[Available records]

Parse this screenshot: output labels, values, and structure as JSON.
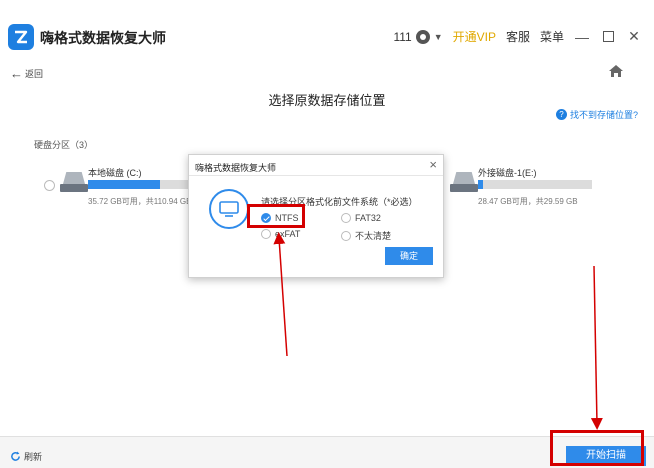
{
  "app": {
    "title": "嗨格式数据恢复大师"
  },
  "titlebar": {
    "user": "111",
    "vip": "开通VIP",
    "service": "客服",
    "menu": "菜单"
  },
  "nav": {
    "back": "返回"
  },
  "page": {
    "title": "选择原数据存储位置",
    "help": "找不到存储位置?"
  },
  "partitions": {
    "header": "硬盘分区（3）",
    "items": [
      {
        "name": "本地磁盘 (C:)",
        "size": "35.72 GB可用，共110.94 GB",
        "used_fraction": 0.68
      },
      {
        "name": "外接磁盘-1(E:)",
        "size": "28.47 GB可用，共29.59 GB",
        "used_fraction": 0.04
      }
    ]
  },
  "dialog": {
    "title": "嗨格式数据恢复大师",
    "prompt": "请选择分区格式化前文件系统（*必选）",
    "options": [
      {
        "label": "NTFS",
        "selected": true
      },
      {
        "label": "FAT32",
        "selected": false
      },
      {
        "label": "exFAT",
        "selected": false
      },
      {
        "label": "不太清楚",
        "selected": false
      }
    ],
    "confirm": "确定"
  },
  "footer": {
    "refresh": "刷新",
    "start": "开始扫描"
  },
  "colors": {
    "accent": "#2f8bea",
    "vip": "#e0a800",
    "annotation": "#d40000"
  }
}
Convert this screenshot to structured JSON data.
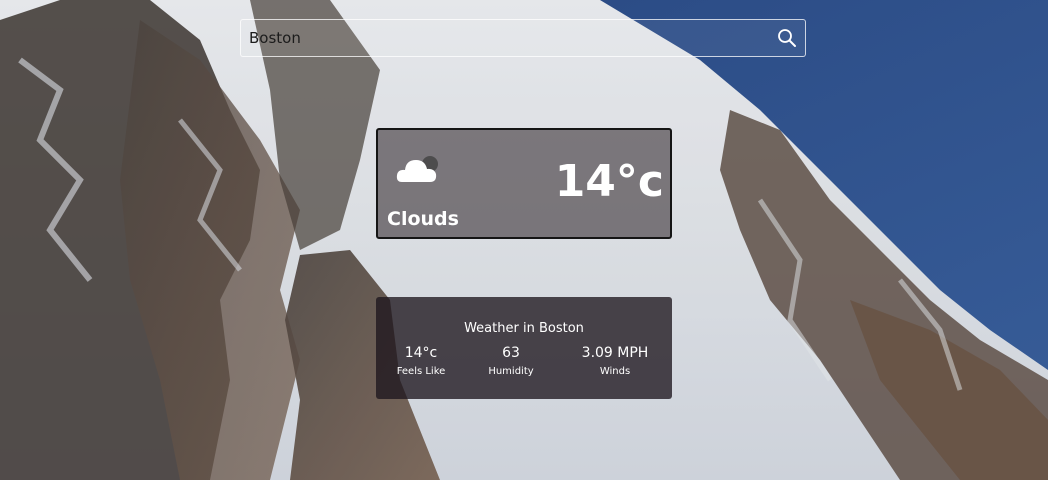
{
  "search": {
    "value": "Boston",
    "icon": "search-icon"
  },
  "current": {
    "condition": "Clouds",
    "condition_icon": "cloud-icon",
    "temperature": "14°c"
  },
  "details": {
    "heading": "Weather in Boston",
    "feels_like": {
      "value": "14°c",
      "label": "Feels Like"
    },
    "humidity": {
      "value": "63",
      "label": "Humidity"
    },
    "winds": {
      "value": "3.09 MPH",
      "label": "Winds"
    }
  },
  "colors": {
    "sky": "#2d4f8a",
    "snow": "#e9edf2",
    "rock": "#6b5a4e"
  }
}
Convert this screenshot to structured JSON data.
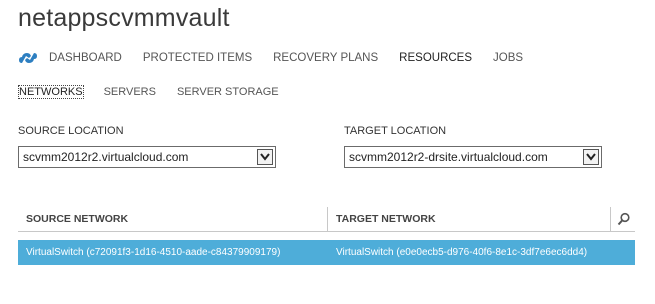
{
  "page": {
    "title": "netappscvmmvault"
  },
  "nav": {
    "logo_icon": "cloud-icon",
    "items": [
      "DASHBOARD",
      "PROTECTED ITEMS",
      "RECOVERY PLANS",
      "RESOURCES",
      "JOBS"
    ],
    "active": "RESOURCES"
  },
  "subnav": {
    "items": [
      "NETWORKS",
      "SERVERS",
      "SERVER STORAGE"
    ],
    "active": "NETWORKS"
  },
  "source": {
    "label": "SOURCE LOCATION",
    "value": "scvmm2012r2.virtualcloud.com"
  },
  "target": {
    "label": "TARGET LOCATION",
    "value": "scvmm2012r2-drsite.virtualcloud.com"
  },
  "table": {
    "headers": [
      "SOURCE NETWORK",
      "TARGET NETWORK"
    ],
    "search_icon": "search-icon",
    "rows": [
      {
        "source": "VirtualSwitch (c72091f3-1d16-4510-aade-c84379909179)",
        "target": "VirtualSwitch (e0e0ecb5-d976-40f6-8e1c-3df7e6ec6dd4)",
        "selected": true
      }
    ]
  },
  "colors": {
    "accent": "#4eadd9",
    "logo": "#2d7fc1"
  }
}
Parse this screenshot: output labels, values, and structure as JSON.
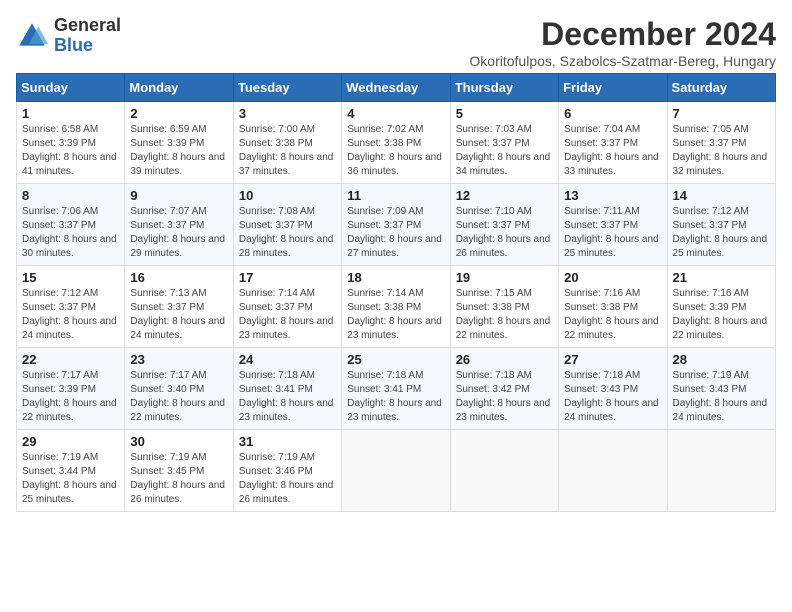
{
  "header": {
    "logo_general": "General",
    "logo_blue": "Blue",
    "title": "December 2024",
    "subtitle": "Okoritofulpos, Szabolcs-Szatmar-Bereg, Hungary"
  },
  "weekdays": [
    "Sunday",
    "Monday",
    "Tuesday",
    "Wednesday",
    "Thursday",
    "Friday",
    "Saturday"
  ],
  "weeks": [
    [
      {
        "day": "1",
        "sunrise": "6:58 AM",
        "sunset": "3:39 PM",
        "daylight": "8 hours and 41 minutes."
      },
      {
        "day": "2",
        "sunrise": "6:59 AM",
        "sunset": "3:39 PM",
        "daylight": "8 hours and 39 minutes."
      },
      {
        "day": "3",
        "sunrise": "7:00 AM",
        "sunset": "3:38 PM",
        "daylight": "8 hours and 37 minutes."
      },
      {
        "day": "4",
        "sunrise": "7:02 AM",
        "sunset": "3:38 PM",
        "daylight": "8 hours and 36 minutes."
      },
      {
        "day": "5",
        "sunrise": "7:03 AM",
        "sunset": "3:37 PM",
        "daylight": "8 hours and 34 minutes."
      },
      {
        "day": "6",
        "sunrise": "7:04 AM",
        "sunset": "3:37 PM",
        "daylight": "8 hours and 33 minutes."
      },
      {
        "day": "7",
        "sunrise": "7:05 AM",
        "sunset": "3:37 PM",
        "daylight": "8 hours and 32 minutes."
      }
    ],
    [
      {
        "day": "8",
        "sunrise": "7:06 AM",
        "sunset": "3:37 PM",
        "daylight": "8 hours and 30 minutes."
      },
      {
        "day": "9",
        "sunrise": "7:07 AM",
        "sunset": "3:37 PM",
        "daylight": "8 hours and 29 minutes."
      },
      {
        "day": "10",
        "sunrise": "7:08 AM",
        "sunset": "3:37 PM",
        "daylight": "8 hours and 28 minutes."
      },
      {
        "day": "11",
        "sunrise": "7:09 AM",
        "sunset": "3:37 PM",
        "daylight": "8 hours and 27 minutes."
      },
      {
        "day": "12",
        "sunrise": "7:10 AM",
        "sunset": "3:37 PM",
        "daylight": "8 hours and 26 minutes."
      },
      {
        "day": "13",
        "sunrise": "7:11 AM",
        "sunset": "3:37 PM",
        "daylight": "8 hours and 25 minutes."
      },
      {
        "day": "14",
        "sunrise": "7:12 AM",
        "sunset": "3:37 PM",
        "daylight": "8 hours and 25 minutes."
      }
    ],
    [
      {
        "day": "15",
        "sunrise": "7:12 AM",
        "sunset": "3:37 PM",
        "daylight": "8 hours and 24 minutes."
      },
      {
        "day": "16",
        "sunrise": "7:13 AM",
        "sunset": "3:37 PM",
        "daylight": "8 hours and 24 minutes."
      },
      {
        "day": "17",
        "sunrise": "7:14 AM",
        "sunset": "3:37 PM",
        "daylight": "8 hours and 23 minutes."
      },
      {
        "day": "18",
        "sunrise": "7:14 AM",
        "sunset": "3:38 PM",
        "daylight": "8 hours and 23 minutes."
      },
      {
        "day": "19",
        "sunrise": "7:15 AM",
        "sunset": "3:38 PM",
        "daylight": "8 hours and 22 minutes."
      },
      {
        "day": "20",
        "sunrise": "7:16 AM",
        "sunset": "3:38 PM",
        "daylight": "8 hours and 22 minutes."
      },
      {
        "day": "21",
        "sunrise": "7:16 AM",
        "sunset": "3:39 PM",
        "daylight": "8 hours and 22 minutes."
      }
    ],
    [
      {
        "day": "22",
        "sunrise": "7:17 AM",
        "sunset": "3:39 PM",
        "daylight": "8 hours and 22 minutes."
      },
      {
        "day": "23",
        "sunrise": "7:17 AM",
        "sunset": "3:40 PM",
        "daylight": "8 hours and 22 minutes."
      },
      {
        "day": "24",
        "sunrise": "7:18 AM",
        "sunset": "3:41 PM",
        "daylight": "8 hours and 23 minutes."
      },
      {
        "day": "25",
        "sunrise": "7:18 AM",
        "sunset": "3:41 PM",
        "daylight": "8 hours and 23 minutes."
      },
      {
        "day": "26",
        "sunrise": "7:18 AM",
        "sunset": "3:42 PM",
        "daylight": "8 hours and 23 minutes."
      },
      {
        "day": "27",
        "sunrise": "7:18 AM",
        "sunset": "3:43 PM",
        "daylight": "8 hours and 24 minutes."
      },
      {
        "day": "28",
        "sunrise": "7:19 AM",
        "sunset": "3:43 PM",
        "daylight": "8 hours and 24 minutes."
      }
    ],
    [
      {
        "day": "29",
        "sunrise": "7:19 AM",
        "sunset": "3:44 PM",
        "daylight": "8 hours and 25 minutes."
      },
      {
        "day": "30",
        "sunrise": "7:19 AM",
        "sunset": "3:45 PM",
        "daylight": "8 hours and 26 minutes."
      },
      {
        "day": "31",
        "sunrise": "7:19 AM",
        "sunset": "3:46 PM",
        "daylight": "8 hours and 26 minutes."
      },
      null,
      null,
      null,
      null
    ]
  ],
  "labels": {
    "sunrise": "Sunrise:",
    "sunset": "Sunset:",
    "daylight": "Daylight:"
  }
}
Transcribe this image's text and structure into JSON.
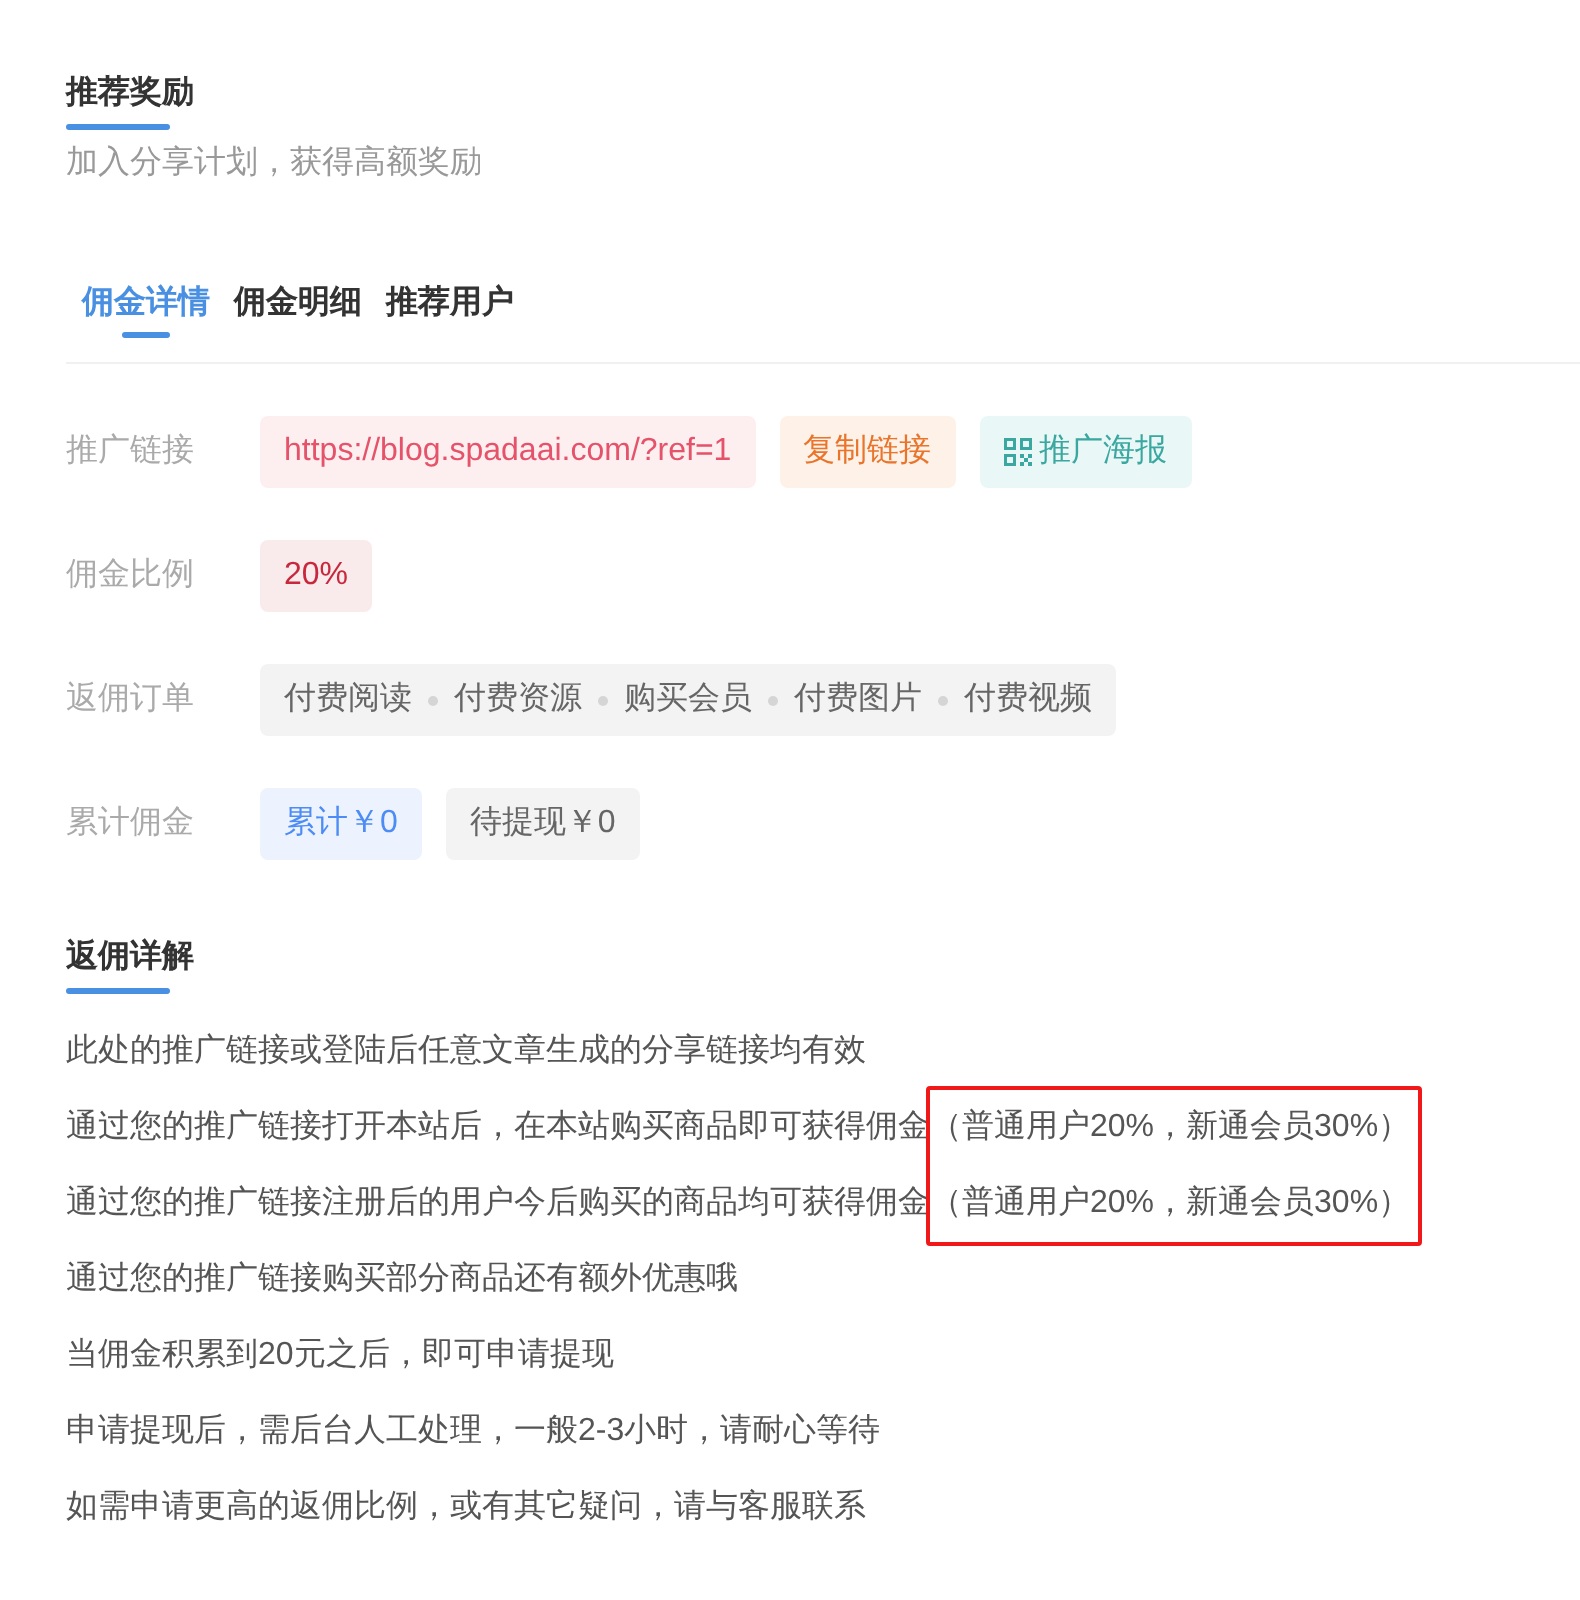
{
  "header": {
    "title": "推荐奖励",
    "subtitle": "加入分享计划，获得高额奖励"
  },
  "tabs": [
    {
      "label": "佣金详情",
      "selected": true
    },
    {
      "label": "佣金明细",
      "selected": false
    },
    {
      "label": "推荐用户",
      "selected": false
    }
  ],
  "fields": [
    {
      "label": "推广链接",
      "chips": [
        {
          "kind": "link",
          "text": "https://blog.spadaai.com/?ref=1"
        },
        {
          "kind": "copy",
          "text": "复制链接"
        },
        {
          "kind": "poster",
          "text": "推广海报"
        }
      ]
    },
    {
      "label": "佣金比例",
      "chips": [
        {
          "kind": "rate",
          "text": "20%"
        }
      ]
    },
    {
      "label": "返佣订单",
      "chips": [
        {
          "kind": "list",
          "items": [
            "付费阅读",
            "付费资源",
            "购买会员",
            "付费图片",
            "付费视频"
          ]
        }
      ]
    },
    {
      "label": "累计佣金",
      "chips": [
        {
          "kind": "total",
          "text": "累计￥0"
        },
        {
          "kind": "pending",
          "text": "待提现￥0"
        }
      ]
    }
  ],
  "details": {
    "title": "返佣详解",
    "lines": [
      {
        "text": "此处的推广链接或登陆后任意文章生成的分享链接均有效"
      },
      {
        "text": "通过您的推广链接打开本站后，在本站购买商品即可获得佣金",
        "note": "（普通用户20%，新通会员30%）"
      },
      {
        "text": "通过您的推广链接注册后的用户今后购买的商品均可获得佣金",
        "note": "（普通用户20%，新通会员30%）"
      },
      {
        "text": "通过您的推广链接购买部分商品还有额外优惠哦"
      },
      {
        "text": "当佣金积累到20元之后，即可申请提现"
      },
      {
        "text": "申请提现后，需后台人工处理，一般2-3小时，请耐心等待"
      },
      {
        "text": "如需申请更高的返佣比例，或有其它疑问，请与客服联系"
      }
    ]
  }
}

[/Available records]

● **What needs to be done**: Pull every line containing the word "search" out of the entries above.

● **Answer section**:
  "search": {
    "icon": "search-icon"
    "search_icon": "search-icon",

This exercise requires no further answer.